Exercise brief: From the listing below, pull each line that includes "size".

Given data:

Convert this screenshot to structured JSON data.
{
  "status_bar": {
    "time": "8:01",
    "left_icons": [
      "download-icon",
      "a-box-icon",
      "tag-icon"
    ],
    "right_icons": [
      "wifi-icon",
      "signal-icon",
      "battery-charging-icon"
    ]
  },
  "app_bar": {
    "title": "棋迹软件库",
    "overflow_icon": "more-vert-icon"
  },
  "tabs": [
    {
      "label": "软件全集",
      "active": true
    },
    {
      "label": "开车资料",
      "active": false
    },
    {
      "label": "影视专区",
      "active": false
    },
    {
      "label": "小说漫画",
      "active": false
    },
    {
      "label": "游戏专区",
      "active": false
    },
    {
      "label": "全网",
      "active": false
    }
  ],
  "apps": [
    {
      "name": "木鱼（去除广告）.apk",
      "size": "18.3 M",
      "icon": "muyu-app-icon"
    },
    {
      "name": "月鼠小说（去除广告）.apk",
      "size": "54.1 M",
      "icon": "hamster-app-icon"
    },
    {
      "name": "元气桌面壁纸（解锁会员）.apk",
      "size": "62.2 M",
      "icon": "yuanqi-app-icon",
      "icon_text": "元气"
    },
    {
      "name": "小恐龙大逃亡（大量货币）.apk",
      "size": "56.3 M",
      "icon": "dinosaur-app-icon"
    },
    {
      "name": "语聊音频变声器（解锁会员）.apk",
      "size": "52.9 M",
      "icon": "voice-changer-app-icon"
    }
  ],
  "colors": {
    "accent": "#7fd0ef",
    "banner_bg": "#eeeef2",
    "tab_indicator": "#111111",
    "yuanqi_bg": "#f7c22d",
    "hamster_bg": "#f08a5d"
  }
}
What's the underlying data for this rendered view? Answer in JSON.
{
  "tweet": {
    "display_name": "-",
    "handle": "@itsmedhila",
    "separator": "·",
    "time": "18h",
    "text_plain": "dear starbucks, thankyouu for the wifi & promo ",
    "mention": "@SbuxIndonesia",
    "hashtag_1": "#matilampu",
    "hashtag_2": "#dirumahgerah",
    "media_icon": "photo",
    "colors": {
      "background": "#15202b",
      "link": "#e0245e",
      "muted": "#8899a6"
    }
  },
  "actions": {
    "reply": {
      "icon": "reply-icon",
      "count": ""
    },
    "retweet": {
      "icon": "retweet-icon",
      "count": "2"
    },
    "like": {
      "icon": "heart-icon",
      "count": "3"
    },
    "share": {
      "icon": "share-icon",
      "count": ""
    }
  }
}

Problem solution:
      "size": "18.3 M",
      "size": "54.1 M",
      "size": "62.2 M",
      "size": "56.3 M",
      "size": "52.9 M",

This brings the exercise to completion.